# WORK REQUEST
From the records, pick out and copy each line containing "More".

[Stored data entries]
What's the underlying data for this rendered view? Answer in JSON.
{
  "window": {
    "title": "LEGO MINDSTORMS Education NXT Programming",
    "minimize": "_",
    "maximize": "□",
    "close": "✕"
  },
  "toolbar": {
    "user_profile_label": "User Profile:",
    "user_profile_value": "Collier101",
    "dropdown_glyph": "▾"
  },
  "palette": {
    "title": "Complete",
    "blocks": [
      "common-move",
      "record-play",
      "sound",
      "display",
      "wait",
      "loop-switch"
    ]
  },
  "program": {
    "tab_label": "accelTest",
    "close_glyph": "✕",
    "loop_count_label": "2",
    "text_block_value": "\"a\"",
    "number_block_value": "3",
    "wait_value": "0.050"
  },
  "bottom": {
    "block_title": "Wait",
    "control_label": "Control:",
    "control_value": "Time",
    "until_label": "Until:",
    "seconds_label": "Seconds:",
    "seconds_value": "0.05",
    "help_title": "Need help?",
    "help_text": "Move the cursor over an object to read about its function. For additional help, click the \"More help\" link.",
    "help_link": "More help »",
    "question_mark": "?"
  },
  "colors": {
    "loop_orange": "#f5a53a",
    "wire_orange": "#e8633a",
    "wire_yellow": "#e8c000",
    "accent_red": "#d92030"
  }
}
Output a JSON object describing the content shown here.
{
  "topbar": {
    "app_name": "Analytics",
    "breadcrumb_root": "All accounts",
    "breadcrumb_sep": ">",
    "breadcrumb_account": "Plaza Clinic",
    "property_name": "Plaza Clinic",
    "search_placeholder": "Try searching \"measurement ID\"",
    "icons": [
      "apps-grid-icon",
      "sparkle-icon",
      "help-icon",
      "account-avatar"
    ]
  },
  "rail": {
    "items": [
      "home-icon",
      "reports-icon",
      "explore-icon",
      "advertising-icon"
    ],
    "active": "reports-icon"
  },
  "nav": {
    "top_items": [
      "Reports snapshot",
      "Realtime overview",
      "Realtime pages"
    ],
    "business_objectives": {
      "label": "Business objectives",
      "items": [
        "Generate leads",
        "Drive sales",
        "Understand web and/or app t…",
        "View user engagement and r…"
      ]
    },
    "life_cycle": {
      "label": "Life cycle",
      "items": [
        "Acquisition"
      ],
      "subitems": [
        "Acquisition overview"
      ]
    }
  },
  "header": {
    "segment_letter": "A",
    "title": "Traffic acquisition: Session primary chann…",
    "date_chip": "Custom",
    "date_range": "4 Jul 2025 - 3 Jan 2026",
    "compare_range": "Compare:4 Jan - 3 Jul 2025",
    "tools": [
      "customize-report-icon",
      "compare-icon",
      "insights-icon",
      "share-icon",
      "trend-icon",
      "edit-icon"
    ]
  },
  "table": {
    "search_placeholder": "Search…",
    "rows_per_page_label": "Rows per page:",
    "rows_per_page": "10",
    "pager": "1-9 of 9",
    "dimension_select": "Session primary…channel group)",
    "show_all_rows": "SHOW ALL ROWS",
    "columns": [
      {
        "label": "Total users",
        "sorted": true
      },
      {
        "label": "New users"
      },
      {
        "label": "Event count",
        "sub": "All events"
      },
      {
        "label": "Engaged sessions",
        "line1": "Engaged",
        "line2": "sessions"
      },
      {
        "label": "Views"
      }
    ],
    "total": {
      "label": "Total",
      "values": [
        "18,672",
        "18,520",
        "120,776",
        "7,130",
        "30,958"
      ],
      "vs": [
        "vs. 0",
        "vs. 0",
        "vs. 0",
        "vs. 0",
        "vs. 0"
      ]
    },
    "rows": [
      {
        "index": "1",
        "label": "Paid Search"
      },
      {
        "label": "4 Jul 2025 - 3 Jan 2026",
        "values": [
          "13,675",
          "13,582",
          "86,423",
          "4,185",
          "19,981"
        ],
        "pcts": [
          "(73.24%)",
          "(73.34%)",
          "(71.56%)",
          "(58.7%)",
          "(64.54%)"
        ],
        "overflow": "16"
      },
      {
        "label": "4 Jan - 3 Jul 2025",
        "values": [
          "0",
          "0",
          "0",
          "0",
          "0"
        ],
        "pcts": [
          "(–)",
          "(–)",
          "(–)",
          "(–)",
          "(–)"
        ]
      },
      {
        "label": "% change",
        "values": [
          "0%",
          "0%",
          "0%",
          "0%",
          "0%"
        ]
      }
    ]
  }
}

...

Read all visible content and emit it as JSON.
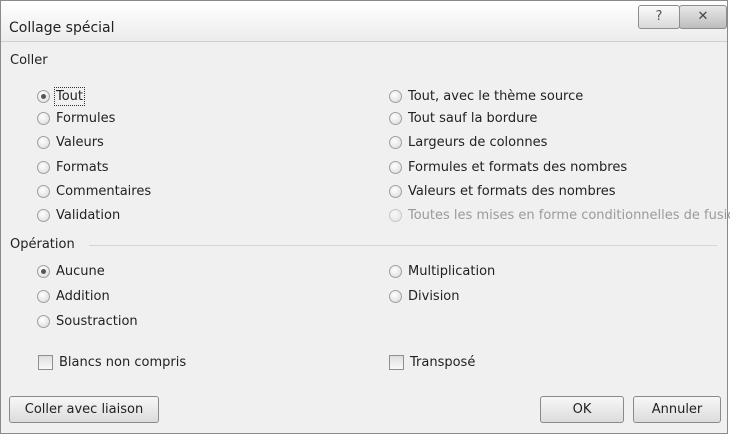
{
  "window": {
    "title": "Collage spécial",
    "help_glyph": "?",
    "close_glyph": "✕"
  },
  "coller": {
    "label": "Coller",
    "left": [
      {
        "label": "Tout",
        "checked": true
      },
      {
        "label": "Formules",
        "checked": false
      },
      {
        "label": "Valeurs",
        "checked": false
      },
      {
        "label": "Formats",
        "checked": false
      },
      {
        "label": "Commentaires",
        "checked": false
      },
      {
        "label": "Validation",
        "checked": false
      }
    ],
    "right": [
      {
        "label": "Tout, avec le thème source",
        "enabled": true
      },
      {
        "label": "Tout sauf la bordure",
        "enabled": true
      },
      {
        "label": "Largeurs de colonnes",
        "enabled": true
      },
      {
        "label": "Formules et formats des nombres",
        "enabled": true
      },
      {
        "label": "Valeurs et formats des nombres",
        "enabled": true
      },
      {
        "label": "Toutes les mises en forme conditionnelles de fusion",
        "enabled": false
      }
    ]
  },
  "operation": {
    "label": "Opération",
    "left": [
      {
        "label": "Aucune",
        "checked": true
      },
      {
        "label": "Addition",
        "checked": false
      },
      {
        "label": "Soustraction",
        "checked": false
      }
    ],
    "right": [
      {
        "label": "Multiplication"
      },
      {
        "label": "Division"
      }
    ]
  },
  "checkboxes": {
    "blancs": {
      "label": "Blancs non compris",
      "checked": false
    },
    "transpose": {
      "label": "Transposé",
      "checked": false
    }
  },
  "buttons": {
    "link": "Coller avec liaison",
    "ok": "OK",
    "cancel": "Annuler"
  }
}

# COMPLETED EXERCISE
    "help_text": "Move the cursor over an object to read about its function. For additional help, click the \"More help\" link.",
    "help_link": "More help »",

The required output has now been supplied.